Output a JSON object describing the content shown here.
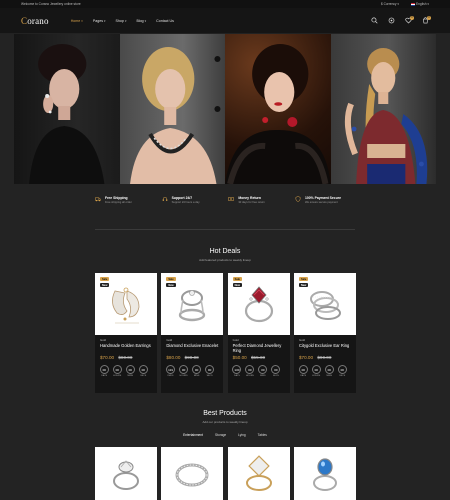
{
  "topbar": {
    "welcome": "Welcome to Corano Jewellery online store",
    "currency": "$ Currency",
    "language": "English"
  },
  "header": {
    "logo_first": "C",
    "logo_rest": "orano",
    "nav": [
      {
        "label": "Home",
        "caret": true,
        "active": true
      },
      {
        "label": "Pages",
        "caret": true
      },
      {
        "label": "Shop",
        "caret": true
      },
      {
        "label": "Blog",
        "caret": true
      },
      {
        "label": "Contact Us",
        "caret": false
      }
    ],
    "wishlist_count": "0",
    "cart_count": "0",
    "accent": "#d7a24a"
  },
  "features": [
    {
      "title": "Free Shipping",
      "sub": "Free shipping all order",
      "icon": "truck-icon"
    },
    {
      "title": "Support 24/7",
      "sub": "Support 24 hours a day",
      "icon": "headset-icon"
    },
    {
      "title": "Money Return",
      "sub": "30 days for free return",
      "icon": "money-icon"
    },
    {
      "title": "100% Payment Secure",
      "sub": "We ensure secure payment",
      "icon": "shield-icon"
    }
  ],
  "hot_deals": {
    "title": "Hot Deals",
    "subtitle": "Add featured products to weekly lineup",
    "products": [
      {
        "sale": "Sale",
        "new": "New",
        "category": "Gold",
        "name": "Handmade Golden Earrings",
        "price": "$70.00",
        "old_price": "$80.00",
        "countdown": [
          {
            "v": "00",
            "l": "DAYS"
          },
          {
            "v": "00",
            "l": "HOURS"
          },
          {
            "v": "00",
            "l": "MINS"
          },
          {
            "v": "00",
            "l": "SECS"
          }
        ]
      },
      {
        "sale": "Sale",
        "new": "New",
        "category": "Gold",
        "name": "Diamond Exclusive Enacelet",
        "price": "$80.00",
        "old_price": "$90.00",
        "countdown": [
          {
            "v": "131",
            "l": "DAYS"
          },
          {
            "v": "00",
            "l": "HOURS"
          },
          {
            "v": "00",
            "l": "MINS"
          },
          {
            "v": "00",
            "l": "SECS"
          }
        ]
      },
      {
        "sale": "Sale",
        "new": "New",
        "category": "Gold",
        "name": "Perfect Diamond Jewellery Ring",
        "price": "$50.00",
        "old_price": "$55.00",
        "countdown": [
          {
            "v": "130",
            "l": "DAYS"
          },
          {
            "v": "00",
            "l": "HOURS"
          },
          {
            "v": "00",
            "l": "MINS"
          },
          {
            "v": "00",
            "l": "SECS"
          }
        ]
      },
      {
        "sale": "Sale",
        "new": "New",
        "category": "Gold",
        "name": "Citygold Exclusive Ear Ring",
        "price": "$70.00",
        "old_price": "$90.00",
        "countdown": [
          {
            "v": "00",
            "l": "DAYS"
          },
          {
            "v": "00",
            "l": "HOURS"
          },
          {
            "v": "00",
            "l": "MINS"
          },
          {
            "v": "00",
            "l": "SECS"
          }
        ]
      }
    ]
  },
  "best_products": {
    "title": "Best Products",
    "subtitle": "Add our products to weekly lineup",
    "tabs": [
      "Entertainment",
      "Storage",
      "Lying",
      "Tables"
    ]
  }
}
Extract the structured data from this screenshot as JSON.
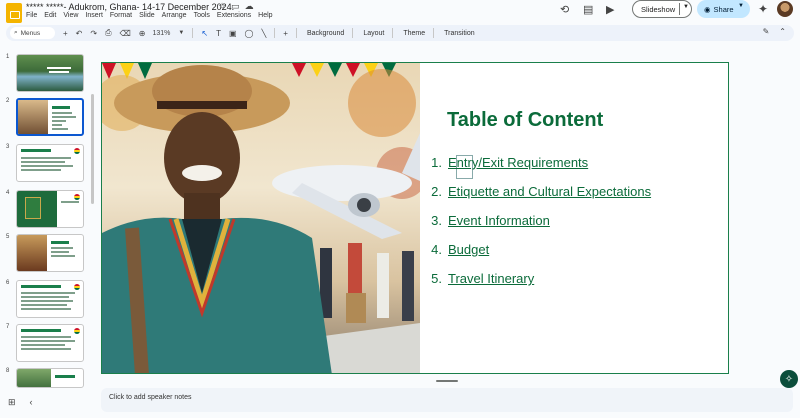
{
  "app": {
    "doc_title": "***** *****- Adukrom, Ghana- 14-17 December 2024.",
    "menu": [
      "File",
      "Edit",
      "View",
      "Insert",
      "Format",
      "Slide",
      "Arrange",
      "Tools",
      "Extensions",
      "Help"
    ]
  },
  "top_right": {
    "slideshow_label": "Slideshow",
    "share_label": "Share"
  },
  "toolbar": {
    "search_label": "Menus",
    "zoom": "131%",
    "background_label": "Background",
    "layout_label": "Layout",
    "theme_label": "Theme",
    "transition_label": "Transition"
  },
  "filmstrip": {
    "slides": [
      "1",
      "2",
      "3",
      "4",
      "5",
      "6",
      "7",
      "8"
    ],
    "active_slide": "2"
  },
  "slide": {
    "title": "Table of Content",
    "items": [
      {
        "num": "1.",
        "text": "Entry/Exit Requirements"
      },
      {
        "num": "2.",
        "text": "Etiquette and Cultural Expectations"
      },
      {
        "num": "3.",
        "text": "Event Information"
      },
      {
        "num": "4.",
        "text": "Budget"
      },
      {
        "num": "5.",
        "text": "Travel Itinerary"
      }
    ]
  },
  "notes": {
    "placeholder": "Click to add speaker notes"
  },
  "colors": {
    "accent_green": "#0b6b3a",
    "share_bg": "#c2e7ff",
    "selection_blue": "#0b57d0"
  }
}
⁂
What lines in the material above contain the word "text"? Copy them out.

* _WRITTEN ANSWER_:
        "text": "Entry/Exit Requirements"
        "text": "Etiquette and Cultural Expectations"
        "text": "Event Information"
        "text": "Budget"
        "text": "Travel Itinerary"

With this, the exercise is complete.